ROXBURY, NJ – The Rev. Mark Mancini was standing near the entrance to this year’s St. Therese Parish Carnival on Wednesday evening. It was the annual event’s opening night and something rare (for this spring) took place: A cloud moved out of the way and sunshine landed on Horseshoe Lake Park.
“Thanks for the good weather, father,” said a man as he passed.
Dressed casually, in jeans and sneakers, the friendly pastor of St. Therese Roman Catholic Church in Succasunna didn’t appear meteorologically powerful. But who’s to say?
What mattered to the dozens of little kids clamoring aboard rides at the carnival, and to their parents, was that the seats were dry and the onset of summer sure seemed imminent.

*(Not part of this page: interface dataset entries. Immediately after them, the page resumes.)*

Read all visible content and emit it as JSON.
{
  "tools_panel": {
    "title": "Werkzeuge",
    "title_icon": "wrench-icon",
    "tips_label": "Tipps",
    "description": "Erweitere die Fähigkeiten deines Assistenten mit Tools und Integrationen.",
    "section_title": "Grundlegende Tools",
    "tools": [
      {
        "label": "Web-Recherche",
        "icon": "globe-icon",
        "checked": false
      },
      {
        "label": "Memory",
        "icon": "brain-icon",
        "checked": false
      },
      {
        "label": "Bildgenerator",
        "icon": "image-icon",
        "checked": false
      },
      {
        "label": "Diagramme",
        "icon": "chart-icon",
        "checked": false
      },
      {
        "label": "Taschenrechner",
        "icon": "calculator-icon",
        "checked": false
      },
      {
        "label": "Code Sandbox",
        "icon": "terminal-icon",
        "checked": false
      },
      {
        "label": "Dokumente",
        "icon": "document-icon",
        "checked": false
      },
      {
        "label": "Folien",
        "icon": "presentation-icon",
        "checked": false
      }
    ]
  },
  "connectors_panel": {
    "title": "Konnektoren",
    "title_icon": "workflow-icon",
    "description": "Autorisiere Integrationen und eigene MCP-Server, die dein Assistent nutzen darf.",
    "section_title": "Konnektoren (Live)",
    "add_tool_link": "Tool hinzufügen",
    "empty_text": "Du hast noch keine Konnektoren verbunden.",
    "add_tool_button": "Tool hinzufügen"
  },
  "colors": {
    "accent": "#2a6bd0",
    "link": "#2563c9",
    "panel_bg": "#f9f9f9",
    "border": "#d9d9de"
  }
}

This year’s version of the carnival, the 23rd, won’t feel much different than last year’s acknowledged Mancini and Mike Calabrese, head of the church’s carnival committee. That includes the price of admission. “It’s always been a dollar,” said Calabrese.
He said the carnival committee does try to expand the musical entertainment. This year, Kevin McArdle and guests performed on opening night, DJ E-Go featuring AMMO will be working on June 8, Strange Eclipse and guests will perform on June 9. And on June 10 there will be performances by the DeNolga School of Irish Dance, C.R. & the Degenerates and RoseyBengal.
The biggest change in recent years was the addition of a new ride, the Seven Seas, by N.J. Valley Amusements, the Wayne based carnival company that’s been with the carnival since the beginning. “They’re very good to us,” Calabrese said.
The carnival opens each day at 6 p.m. Ride bracelets, available until 9 p.m., cost $25.
Mancini said Roxbury officials have also been solidly supportive of the carnival, a venture that began as a way to help the church pay off its mortgage. “It’s so wonderful to have this property to use,” Calabrese added. “It’s a great place for a carnival.”
The mortgage pay-off goal was reached four years ago, so proceeds now are used for St. Therese building maintenance and other capital expenses, Calabrese said.
Although Roxbury police stroll the grounds, there are rarely, if ever, any problems at the carnival, Mancini said. Playing a part in that, he figures, is the fact that no alcohol is served. “We keep this family oriented, noted the priest.
The carnival runs through June 10, when it finishes an hour later, at 11 p.m. Although thunderstorms are predicted for that night, forecasters are likely unaware of the clout seemingly wielded by Mancini, who pointed out that last year’s carnival was blessed with “four beautiful nights; beautiful, cloudless nights.”